The quarter-mile dirt track situated east of the heart of Pahrump was the creation of several dedicated race enthusiasts from the Pahrump area.
When Ray Wulfenstein got wind of the movement, he immediately jumped on board, offering use of his heavy equipment to help Jim Pike, Bob Bolling, Sam Stringer and Bobby and Buzz Woods in the construction of Pahrump’s entry into the world of dirt track racing.
Wulfenstein’s fierce dedication to the sport saw him win the 1969 and 1971 track titles at Craig Road Speedway, a quarter-mile paved oval that drew top-notch competitors, including short track superstars such as former NASCAR stars Mark Martin, Dick Trickle, Ernie Ervin and Jimmy Insolo; former Pahrump resident Phil Hayes; current NASCAR star Kurt Busch and his father, Tom, who both competed in Dwarf Cars at Pahrump Valley Speedway; and three-time CRS track champion Jimmy Sanderson.
After Wulfenstein showcased his talent at the Race of Champions at Daytona Speedway in Florida, he turned his attention to Pahrump. With the groundwork already started by other Pahrump residents, he headed up the hill to offer his help building Pahrump Valley Speedway.
Wulfenstein zeroed in on the remains of Caesars Palace Grand Prix, which was staged from 1981-84 on the Las Vegas Strip before hotel officials determined that the event was losing too much money. Wulfenstein, his son Jim, Pike, Bolling, Rick Ruud and others took off work and started hauling the walls from Caesars to the new track in Pahrump.

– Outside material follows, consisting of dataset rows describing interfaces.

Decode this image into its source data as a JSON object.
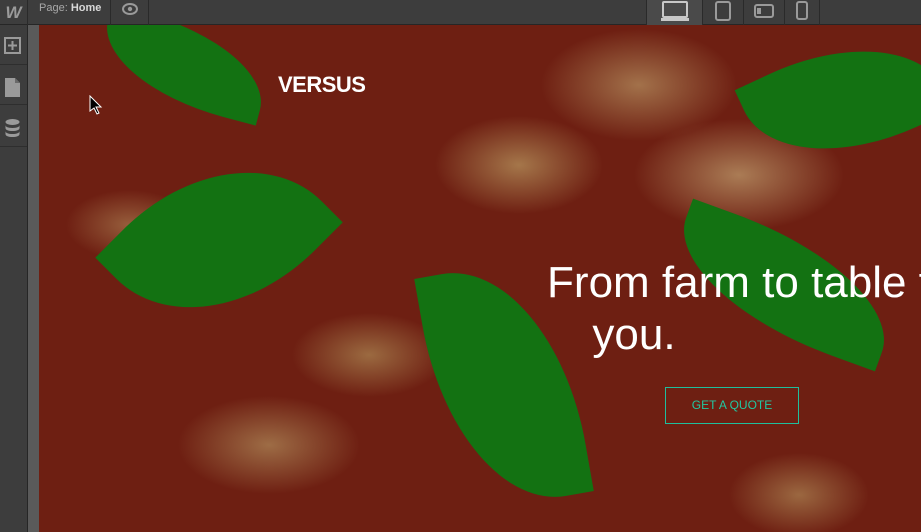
{
  "app": {
    "logo": "W"
  },
  "topbar": {
    "page_label": "Page:",
    "page_name": "Home",
    "preview_icon": "eye-icon",
    "devices": [
      {
        "name": "desktop",
        "icon": "desktop-icon",
        "active": true
      },
      {
        "name": "tablet",
        "icon": "tablet-icon",
        "active": false
      },
      {
        "name": "tablet-landscape",
        "icon": "tablet-landscape-icon",
        "active": false
      },
      {
        "name": "phone",
        "icon": "phone-icon",
        "active": false
      }
    ]
  },
  "lefttoolbar": {
    "items": [
      {
        "name": "add",
        "icon": "plus-icon"
      },
      {
        "name": "pages",
        "icon": "page-icon"
      },
      {
        "name": "cms",
        "icon": "database-icon"
      }
    ]
  },
  "site": {
    "brand": "VERSUS",
    "hero_title_line1": "From farm to table t",
    "hero_title_line2": "you.",
    "cta_label": "GET A QUOTE"
  },
  "colors": {
    "accent": "#21c7a1",
    "toolbar": "#3d3d3d",
    "hero_overlay": "#6e1f12"
  }
}
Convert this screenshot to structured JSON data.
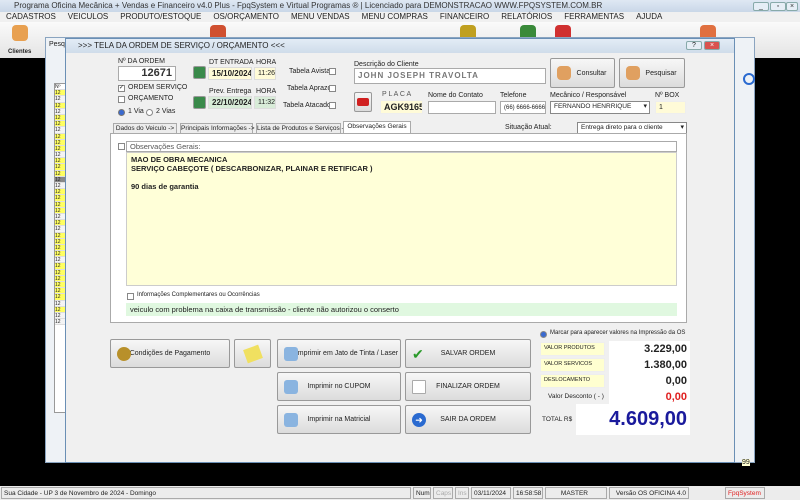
{
  "app": {
    "title": "Programa Oficina Mecânica + Vendas e Financeiro v4.0 Plus - FpqSystem e Virtual Programas ® | Licenciado para  DEMONSTRACAO WWW.FPQSYSTEM.COM.BR"
  },
  "menu": [
    "CADASTROS",
    "VEICULOS",
    "PRODUTO/ESTOQUE",
    "OS/ORÇAMENTO",
    "MENU VENDAS",
    "MENU COMPRAS",
    "FINANCEIRO",
    "RELATÓRIOS",
    "FERRAMENTAS",
    "AJUDA"
  ],
  "toolbar": {
    "clientes_label": "Clientes"
  },
  "bgwindow": {
    "title": "Pesqu",
    "grid_header": "Nº",
    "row_value": "12",
    "total_fragment": "99"
  },
  "dialog": {
    "title": ">>>  TELA DA ORDEM DE SERVIÇO / ORÇAMENTO  <<<",
    "order_label": "Nº DA ORDEM",
    "order_number": "12671",
    "ordem_servico": "ORDEM SERVIÇO",
    "orcamento": "ORÇAMENTO",
    "via1": "1 Via",
    "via2": "2 Vias",
    "dt_entrada_label": "DT ENTRADA",
    "hora_label": "HORA",
    "dt_entrada": "15/10/2024",
    "hora_entrada": "11:26",
    "prev_label": "Prev. Entrega",
    "prev_entrega": "22/10/2024",
    "hora_prev": "11:32",
    "tabela_avista": "Tabela Avista",
    "tabela_aprazo": "Tabela Aprazo",
    "tabela_atacado": "Tabela Atacado",
    "cliente_label": "Descrição do Cliente",
    "cliente": "JOHN JOSEPH TRAVOLTA",
    "consultar": "Consultar",
    "pesquisar": "Pesquisar",
    "placa_label": "P L A C A",
    "placa": "AGK9165",
    "contato_label": "Nome do Contato",
    "contato": "",
    "telefone_label": "Telefone",
    "telefone": "(66) 6666-6666",
    "mecanico_label": "Mecânico / Responsável",
    "mecanico": "FERNANDO HENRRIQUE",
    "box_label": "Nº BOX",
    "box": "1",
    "tabs": [
      "Dados do Veiculo ->",
      "Principais Informações ->",
      "Lista de Produtos e Serviços ->",
      "Observações Gerais"
    ],
    "situacao_label": "Situação Atual:",
    "situacao": "Entrega direto para o cliente",
    "obs_header": "Observações Gerais:",
    "obs_lines": [
      "MAO DE OBRA MECANICA",
      "SERVIÇO CABEÇOTE ( DESCARBONIZAR, PLAINAR E RETIFICAR )",
      "",
      "90 dias de garantia"
    ],
    "info_label": "Informações Complementares ou Ocorrências",
    "info_text": "veiculo com problema na caixa de transmissão - cliente não autorizou o conserto",
    "buttons": {
      "pagamento": "Condições de Pagamento",
      "jato": "Imprimir em Jato de Tinta / Laser",
      "cupom": "Imprimir no CUPOM",
      "matricial": "Imprimir na Matricial",
      "salvar": "SALVAR ORDEM",
      "finalizar": "FINALIZAR ORDEM",
      "sair": "SAIR DA ORDEM"
    },
    "marcar": "Marcar para aparecer valores na Impressão da OS",
    "valores": {
      "produtos_label": "VALOR PRODUTOS",
      "produtos": "3.229,00",
      "servicos_label": "VALOR SERVICOS",
      "servicos": "1.380,00",
      "desloc_label": "DESLOCAMENTO",
      "desloc": "0,00",
      "desconto_label": "Valor Desconto ( - )",
      "desconto": "0,00",
      "total_label": "TOTAL R$",
      "total": "4.609,00"
    }
  },
  "status": {
    "city": "Sua Cidade - UP  3 de Novembro de 2024 - Domingo",
    "num": "Num",
    "caps": "Caps",
    "ins": "Ins",
    "date": "03/11/2024",
    "time": "16:58:58",
    "user": "MASTER",
    "version": "Versão OS OFICINA 4.0",
    "brand": "FpqSystem"
  },
  "colors": {
    "total": "#1a1a9c",
    "desconto": "#e02020",
    "yellow_field": "#ffffd0",
    "green_field": "#e0f8e0"
  }
}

Wulfenstein, who also served as the track announcer on several occasions, watched along with others as the track was scheduled to close when investors bought the land to build a truck stop. The plan fell apart when the economy tanked in 2008, and the track remained what it is today.

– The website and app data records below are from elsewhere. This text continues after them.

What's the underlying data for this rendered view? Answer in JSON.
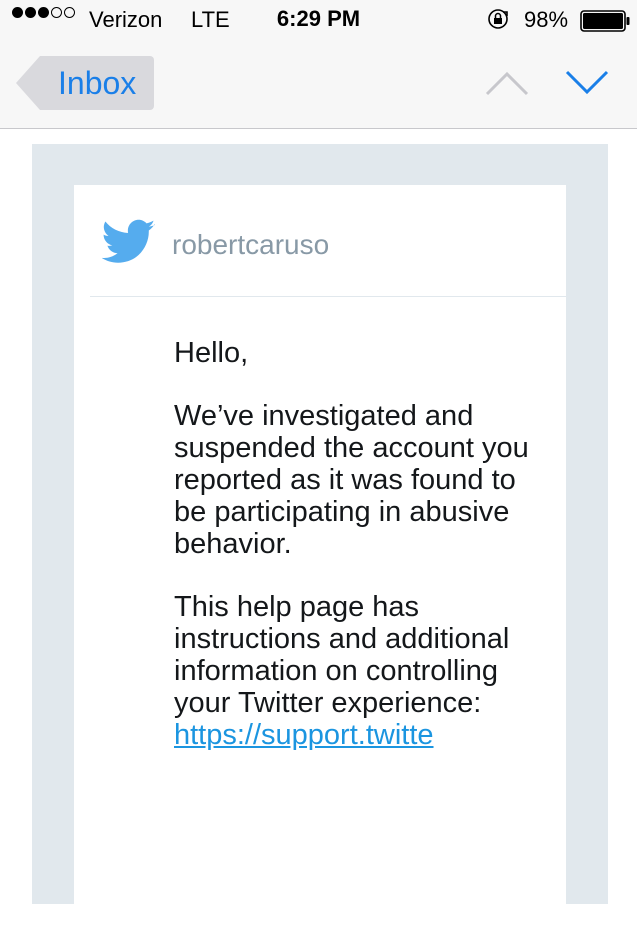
{
  "status_bar": {
    "carrier": "Verizon",
    "network": "LTE",
    "time": "6:29 PM",
    "battery_percent": "98%",
    "signal_bars_filled": 3,
    "signal_bars_total": 5,
    "battery_level": 0.98
  },
  "nav": {
    "back_label": "Inbox",
    "up_icon": "chevron-up-icon",
    "down_icon": "chevron-down-icon"
  },
  "email": {
    "sender": "robertcaruso",
    "sender_icon": "twitter-bird-icon",
    "greeting": "Hello,",
    "paragraph1": "We’ve investigated and suspended the account you reported as it was found to be participating in abusive behavior.",
    "paragraph2": "This help page has instructions and additional information on controlling your Twitter experience:",
    "link_text": "https://support.twitte"
  },
  "colors": {
    "accent": "#1a7fe8",
    "twitter_blue": "#55acee",
    "frame": "#e1e8ed",
    "sender_gray": "#8899a6",
    "link": "#1b95e0"
  }
}
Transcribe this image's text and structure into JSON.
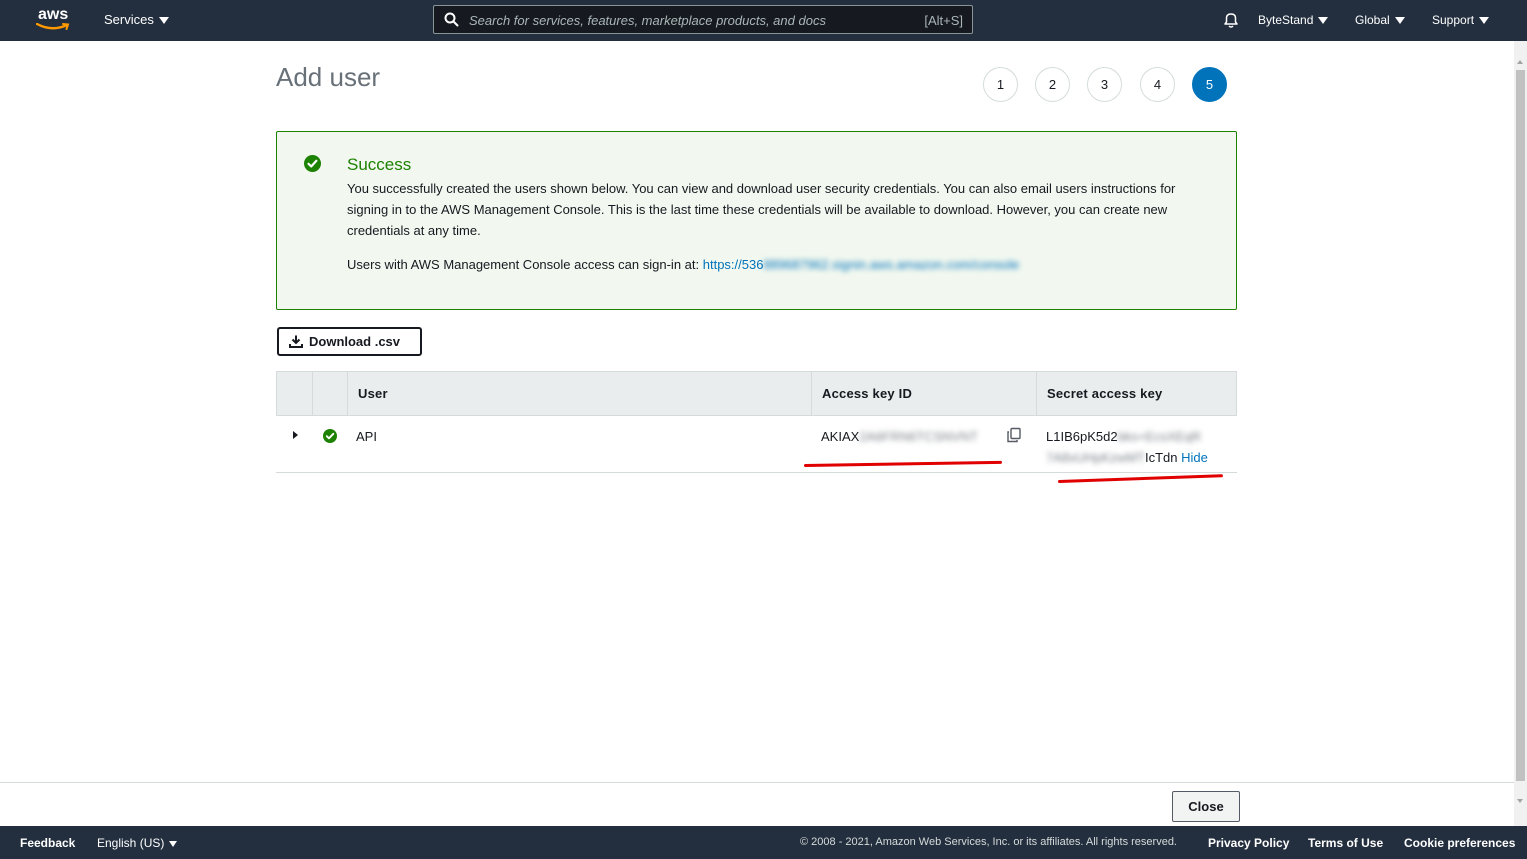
{
  "topnav": {
    "logo": "aws",
    "services_label": "Services",
    "search_placeholder": "Search for services, features, marketplace products, and docs",
    "search_shortcut": "[Alt+S]",
    "account_label": "ByteStand",
    "region_label": "Global",
    "support_label": "Support",
    "icons": [
      "search-icon",
      "bell-icon",
      "caret-down-icon"
    ]
  },
  "page": {
    "title": "Add user",
    "steps": [
      "1",
      "2",
      "3",
      "4",
      "5"
    ],
    "active_step": "5"
  },
  "success": {
    "title": "Success",
    "message": "You successfully created the users shown below. You can view and download user security credentials. You can also email users instructions for signing in to the AWS Management Console. This is the last time these credentials will be available to download. However, you can create new credentials at any time.",
    "signin_prefix": "Users with AWS Management Console access can sign-in at: ",
    "signin_url_visible": "https://536",
    "signin_url_blurred": "889687962.signin.aws.amazon.com/console"
  },
  "download_button": "Download .csv",
  "table": {
    "headers": [
      "User",
      "Access key ID",
      "Secret access key"
    ],
    "rows": [
      {
        "user": "API",
        "access_key_visible": "AKIAX",
        "access_key_blurred": "2A6FRN6TCSNVNT",
        "secret_line1_visible": "L1IB6pK5d2",
        "secret_line1_blurred": "bks+EcsXEqR",
        "secret_line2_blurred": "7A8xUHpKzwMT",
        "secret_line2_visible": "IcTdn",
        "hide_label": "Hide"
      }
    ]
  },
  "close_button": "Close",
  "footer": {
    "feedback": "Feedback",
    "language": "English (US)",
    "copyright": "© 2008 - 2021, Amazon Web Services, Inc. or its affiliates. All rights reserved.",
    "privacy": "Privacy Policy",
    "terms": "Terms of Use",
    "cookies": "Cookie preferences"
  },
  "colors": {
    "nav_bg": "#232f3e",
    "success_green": "#1d8102",
    "link_blue": "#0073bb",
    "annotation_red": "#e00000"
  }
}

Wulfenstein’s wife, Irene, died of cancer in 2014, and he was killed in a plane crash after visiting his getaway Oregon home in 2017. The family name continues to live on in myriad ways, including auto racing and construction.
Meanwhile, auto racing’s place in the sports history of Southern Nevada has been etched in stone, thanks to the efforts of Ray Wulfenstein.
“He was just a good jovial person,” Sanderson said. “Between Ray, Bob Ruppert and Gus Newman, they were the best.”
The ultimate competitor, Wulfenstein was a fearless visionary, according to his son, Jim.
“Dad would often tell me where every curb went before the property was developed,” Jim Wulfenstein said. “We were amazed at my dad’s vision every day. He was relentless, and it was exhausting watching him go.”
Saturday’s Stormin’ Mormon Showdown is expected to match or surpass last year’s event. An estimated 40 Modifieds are expected.
“We have some national champions coming to town for this one,” Jim Wulfenstein said. “This race is (International Motor Contest Association)-sanctioned, so it’s one of the premier events of the year.”
Top competitors who will compete in the event include Hunter Marriott, Cody Laney, Bobby Hogge, Brad Pounds, Robby Sawyer, Alex Sanford, Paul Stone, Robert Miller and Kyle Heckman, along with locals Bryan Wulfenstein and Jason Pike, to name a few.
The event will begin with heat races at 5:10 p.m. Among the highlights will be the $500 dash for cash sponsored by Silver State Trucking.